  29. ^ a b Mosley, James (2001). "Review: A Tally of Types". Journal of the Printing History Society. 3, new series: 63–67.
  30. ^ Sebastian Carter (5 September 2003). "Obituary: Brooke Crutchley | Media". The Guardian. Retrieved 1 November 2013.
  31. ^ Morison, Stanley (1973). A Tally of Types. Cambridge. ISBN 9780521200431.{{cite book}}: CS1 maint: location missing publisher (link)
  32. ^ Wardle, Tiffany (2000). The story of Perpetua (PDF). University of Reading. p. 5. Archived from the original on 10 November 2006. Retrieved 26 March 2009.{{cite book}}: CS1 maint: bot: original URL status unknown (link)
  33. ^ Mosley, James. "Eric Gill's Perpetua Type". Fine Print.
  34. ^ Morison, Stanley. "Changing the Times". Eye. Retrieved 28 July 2015.
  35. ^ Morison, Stanley (7 June 1973). A Tally of Types. CUP Archive. pp. 124–5. ISBN 978-0-521-09786-4.
  36. ^ Gaskell, Philip (1968). "Review: John Fell". The Library: 267. doi:10.1093/library/s5-XXIII.3.267.
  37. ^ Tracy, Walter. Letters of Credit. pp. 194–212.
  38. ^ Rhatigan, Dan. "Time and Times again". Monotype. Retrieved 28 July 2015.
  39. ^ Rhatigan, Dan. "It was never called Times Old Roman". Ultrasparky. Retrieved 27 July 2015.
  40. ^ "Typolis article". Typolis. 3 October 1932. Retrieved 26 January 2012.
  41. ^ Carter, Harry; Howe, Ellic; Johnson, A. F.; Morison, Stanley; Pollard, Graham (1 March 1942). "A List of Type Specimens". The Library. 4. XXII (4). Bibliographical Society: 185–204. doi:10.1093/library/s4-XXII.4.185.

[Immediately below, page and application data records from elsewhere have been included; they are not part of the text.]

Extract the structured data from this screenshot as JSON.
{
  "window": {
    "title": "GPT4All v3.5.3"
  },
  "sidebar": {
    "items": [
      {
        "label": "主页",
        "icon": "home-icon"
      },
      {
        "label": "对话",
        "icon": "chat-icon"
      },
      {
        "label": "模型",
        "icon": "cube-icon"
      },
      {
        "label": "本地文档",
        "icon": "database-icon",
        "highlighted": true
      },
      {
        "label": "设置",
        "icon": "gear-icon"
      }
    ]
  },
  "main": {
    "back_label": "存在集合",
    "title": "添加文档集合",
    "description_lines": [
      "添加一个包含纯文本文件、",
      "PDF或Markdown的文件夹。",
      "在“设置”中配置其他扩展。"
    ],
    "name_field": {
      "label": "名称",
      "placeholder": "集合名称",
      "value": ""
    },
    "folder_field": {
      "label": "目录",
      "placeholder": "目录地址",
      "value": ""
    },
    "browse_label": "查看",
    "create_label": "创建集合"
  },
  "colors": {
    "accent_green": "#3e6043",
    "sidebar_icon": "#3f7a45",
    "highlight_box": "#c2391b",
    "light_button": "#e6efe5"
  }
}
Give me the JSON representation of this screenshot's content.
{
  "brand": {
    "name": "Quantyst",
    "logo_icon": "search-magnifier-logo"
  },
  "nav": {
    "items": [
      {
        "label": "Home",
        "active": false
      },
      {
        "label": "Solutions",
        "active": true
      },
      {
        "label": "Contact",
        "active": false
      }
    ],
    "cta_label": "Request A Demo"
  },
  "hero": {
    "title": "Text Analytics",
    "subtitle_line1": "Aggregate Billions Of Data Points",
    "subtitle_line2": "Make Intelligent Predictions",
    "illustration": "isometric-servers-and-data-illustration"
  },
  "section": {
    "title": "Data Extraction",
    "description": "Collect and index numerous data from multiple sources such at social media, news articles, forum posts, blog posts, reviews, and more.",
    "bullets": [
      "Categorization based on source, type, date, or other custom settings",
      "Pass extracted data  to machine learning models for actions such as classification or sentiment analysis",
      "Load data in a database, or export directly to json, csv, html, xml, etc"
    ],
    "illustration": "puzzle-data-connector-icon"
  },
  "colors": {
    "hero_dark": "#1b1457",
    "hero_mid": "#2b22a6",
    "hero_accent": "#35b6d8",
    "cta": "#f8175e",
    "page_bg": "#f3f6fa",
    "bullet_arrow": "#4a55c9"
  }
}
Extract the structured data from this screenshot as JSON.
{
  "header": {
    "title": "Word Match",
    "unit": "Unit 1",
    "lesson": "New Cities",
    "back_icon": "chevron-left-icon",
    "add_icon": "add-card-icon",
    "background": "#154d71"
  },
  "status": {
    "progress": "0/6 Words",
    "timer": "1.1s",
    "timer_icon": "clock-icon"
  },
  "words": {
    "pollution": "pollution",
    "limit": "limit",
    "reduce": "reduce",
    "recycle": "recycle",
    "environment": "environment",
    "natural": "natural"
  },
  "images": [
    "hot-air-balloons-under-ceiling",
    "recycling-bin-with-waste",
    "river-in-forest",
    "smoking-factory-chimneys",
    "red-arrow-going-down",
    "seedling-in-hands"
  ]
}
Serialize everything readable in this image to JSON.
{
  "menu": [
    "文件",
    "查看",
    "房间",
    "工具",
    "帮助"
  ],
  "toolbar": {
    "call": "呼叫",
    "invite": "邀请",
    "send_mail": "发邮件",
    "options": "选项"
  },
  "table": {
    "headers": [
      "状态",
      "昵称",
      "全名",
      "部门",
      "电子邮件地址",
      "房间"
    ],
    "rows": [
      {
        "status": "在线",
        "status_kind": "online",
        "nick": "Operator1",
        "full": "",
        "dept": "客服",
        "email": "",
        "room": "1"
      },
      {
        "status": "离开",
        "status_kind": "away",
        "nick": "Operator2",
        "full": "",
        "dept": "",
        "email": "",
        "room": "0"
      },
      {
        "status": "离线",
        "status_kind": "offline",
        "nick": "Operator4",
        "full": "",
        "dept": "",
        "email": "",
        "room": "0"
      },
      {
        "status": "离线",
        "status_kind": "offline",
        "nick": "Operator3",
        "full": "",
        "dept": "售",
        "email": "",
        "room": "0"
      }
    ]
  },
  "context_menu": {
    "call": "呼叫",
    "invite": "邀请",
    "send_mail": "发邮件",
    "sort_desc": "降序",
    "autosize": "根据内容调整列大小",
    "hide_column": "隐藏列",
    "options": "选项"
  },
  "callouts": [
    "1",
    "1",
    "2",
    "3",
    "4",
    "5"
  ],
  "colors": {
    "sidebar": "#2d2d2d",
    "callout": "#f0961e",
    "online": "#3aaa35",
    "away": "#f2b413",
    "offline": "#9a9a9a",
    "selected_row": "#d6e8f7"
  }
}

General references edit

  • James Moran, Stanley Morison: His Typographic Achievement
  • Nicolas Barker, Stanley Morison (authorised biography) (Note: Barker had to write the biography rapidly, resulting in a release with numerous misprints and errors, listed in an errata section of the Times Literary Supplement shortly afterwards.[1])

Further reading edit

  • Mark Argetsinger, A Legacy of Letters, An Assessment of Stanley Morison's Monotype 'Programme of Typographical Design' with specimens ... (2008) [limited edition]
  • Stanley Morison and 'John Fell' (2003. Old School Press, retrieved 12 March 2013)
  • James Moran, Stanley Morison, his typographical achievement (1971)

External links edit

  1. ^ Ovink, G.W. (1 January 1973). "Two Books on Stanley Morison". Quaerendo. 3 (3): 226–242. doi:10.1163/157006973X00237.